Britain has attempted to rule itself out of taking part in any new loan assistance to Greece but Chancellor George Osborne has admitted that it is likely Athens will need more help next year.
Finance Minister George Papaconstantinou admitted this weekend that Greece is examining various ways in which to ease its debt burden, including the possibility of the European Financial Stability Facility buying its bonds, as it looks unlikely that Athens will be able to access international markets next year.
“The markets continue to disbelieve in our country,» he said. «We have to plan our next steps for 2012, for 2013.»
Several EU finance minister, including Papaconstantinou, discussed in Luxembourg on Friday the possibility that Greece would be unable to meet its financial commitments next year.
The British chancellor said that a Greek default is not a foregone conclusion but it is certain that some change to the Greek package would be needed.
“I certainly don’t think it’s inevitable that Greece is going to default,» Osborne told the BBC on Sunday.
“I think it’s inevitable that we are going to look at the Greek package and see what they can do to get through next year but that might involve additional assistance from, for example, the euro zone.”

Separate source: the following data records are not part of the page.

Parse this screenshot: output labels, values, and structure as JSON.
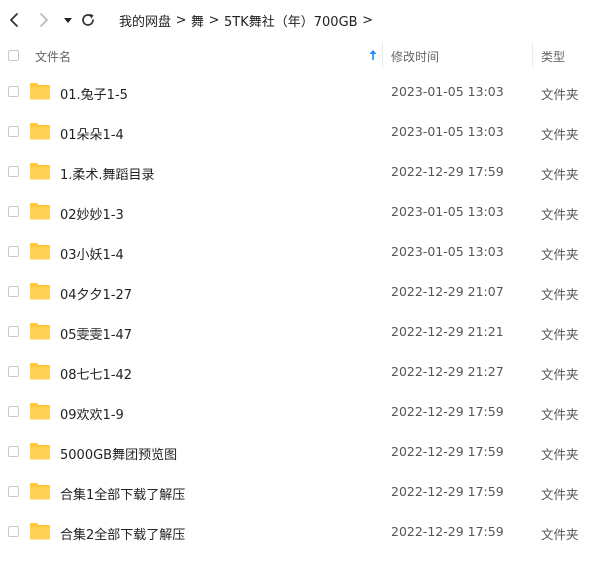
{
  "toolbar": {
    "back_icon": "chevron-left-icon",
    "forward_icon": "chevron-right-icon",
    "dropdown_icon": "caret-down-icon",
    "refresh_icon": "refresh-icon"
  },
  "breadcrumb": {
    "items": [
      "我的网盘",
      "舞",
      "5TK舞社（年）700GB"
    ],
    "separator": ">"
  },
  "header": {
    "name": "文件名",
    "modified": "修改时间",
    "type": "类型",
    "sort_icon": "sort-up-arrow-icon"
  },
  "colors": {
    "folder": "#FFC83A",
    "sort_arrow": "#1a8cff"
  },
  "files": [
    {
      "name": "01.兔子1-5",
      "modified": "2023-01-05 13:03",
      "type": "文件夹"
    },
    {
      "name": "01朵朵1-4",
      "modified": "2023-01-05 13:03",
      "type": "文件夹"
    },
    {
      "name": "1.柔术.舞蹈目录",
      "modified": "2022-12-29 17:59",
      "type": "文件夹"
    },
    {
      "name": "02妙妙1-3",
      "modified": "2023-01-05 13:03",
      "type": "文件夹"
    },
    {
      "name": "03小妖1-4",
      "modified": "2023-01-05 13:03",
      "type": "文件夹"
    },
    {
      "name": "04夕夕1-27",
      "modified": "2022-12-29 21:07",
      "type": "文件夹"
    },
    {
      "name": "05雯雯1-47",
      "modified": "2022-12-29 21:21",
      "type": "文件夹"
    },
    {
      "name": "08七七1-42",
      "modified": "2022-12-29 21:27",
      "type": "文件夹"
    },
    {
      "name": "09欢欢1-9",
      "modified": "2022-12-29 17:59",
      "type": "文件夹"
    },
    {
      "name": "5000GB舞团预览图",
      "modified": "2022-12-29 17:59",
      "type": "文件夹"
    },
    {
      "name": "合集1全部下载了解压",
      "modified": "2022-12-29 17:59",
      "type": "文件夹"
    },
    {
      "name": "合集2全部下载了解压",
      "modified": "2022-12-29 17:59",
      "type": "文件夹"
    }
  ]
}
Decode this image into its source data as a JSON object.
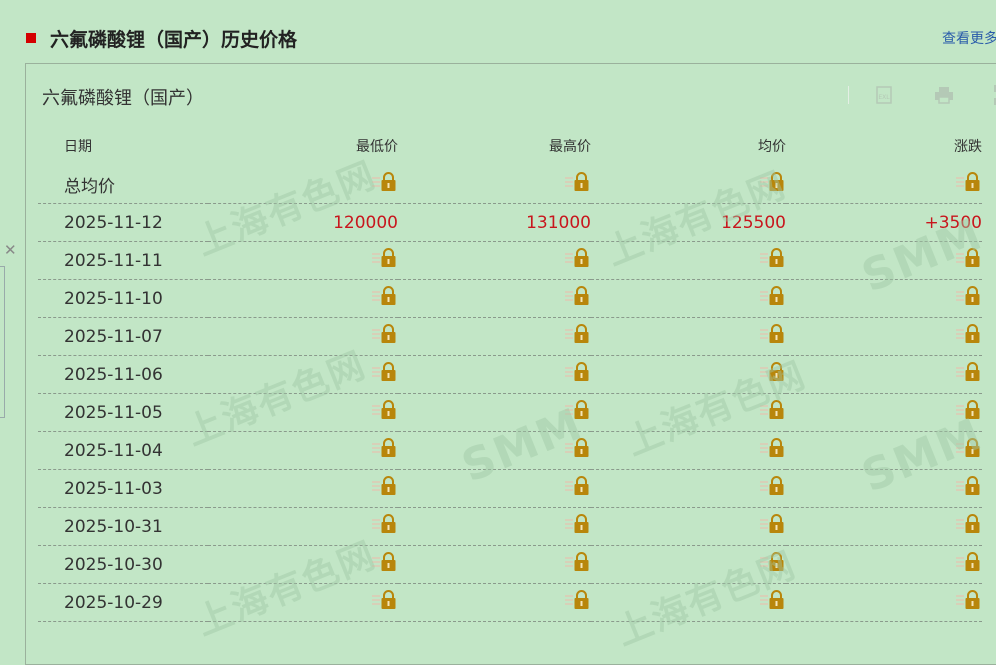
{
  "section": {
    "title": "六氟磷酸锂（国产）历史价格",
    "more_link": "查看更多"
  },
  "panel": {
    "title": "六氟磷酸锂（国产）"
  },
  "toolbar": {
    "icons": [
      "excel-export-icon",
      "print-icon",
      "fullscreen-icon"
    ]
  },
  "table": {
    "headers": [
      "日期",
      "最低价",
      "最高价",
      "均价",
      "涨跌"
    ],
    "summary_label": "总均价",
    "rows": [
      {
        "date": "2025-11-12",
        "low": "120000",
        "high": "131000",
        "avg": "125500",
        "change": "+3500",
        "locked": false
      },
      {
        "date": "2025-11-11",
        "locked": true
      },
      {
        "date": "2025-11-10",
        "locked": true
      },
      {
        "date": "2025-11-07",
        "locked": true
      },
      {
        "date": "2025-11-06",
        "locked": true
      },
      {
        "date": "2025-11-05",
        "locked": true
      },
      {
        "date": "2025-11-04",
        "locked": true
      },
      {
        "date": "2025-11-03",
        "locked": true
      },
      {
        "date": "2025-10-31",
        "locked": true
      },
      {
        "date": "2025-10-30",
        "locked": true
      },
      {
        "date": "2025-10-29",
        "locked": true
      }
    ]
  },
  "colors": {
    "background": "#c2e6c6",
    "accent_red": "#d40000",
    "price_red": "#c8161d",
    "link_blue": "#2a5caa",
    "lock_gold": "#b8860b"
  }
}
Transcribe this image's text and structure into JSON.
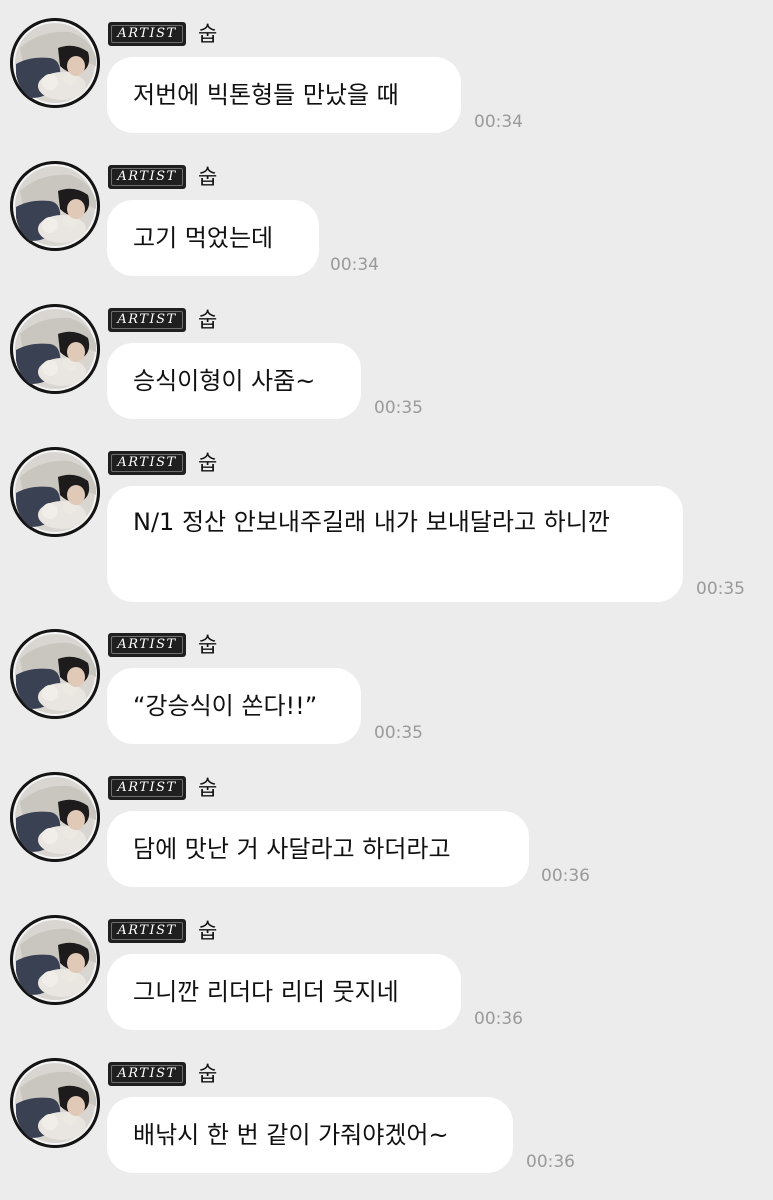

Osborne admitted markets were skeptical about Greece’s ability to refinance maturing debt, something that had been assumed when international lenders first agreed to help Greece last year.
“The market is quite sceptical about that happening and I suspect a lot of my time over the next few weeks is going to be with other European finance ministers talking about how we try to help the Greeks get through this situation,» he said.
He said he did not want Britain to be part of any further bailout of Greece, and was a «reluctant participant» in the EU-IMF bailout of Portugal.
“I didn’t sign up to that approach. It was something signed up to by my predecessor,» he said.
“We certainly don’t want to be part of any bailout of Greece, a second bailout of Greece.”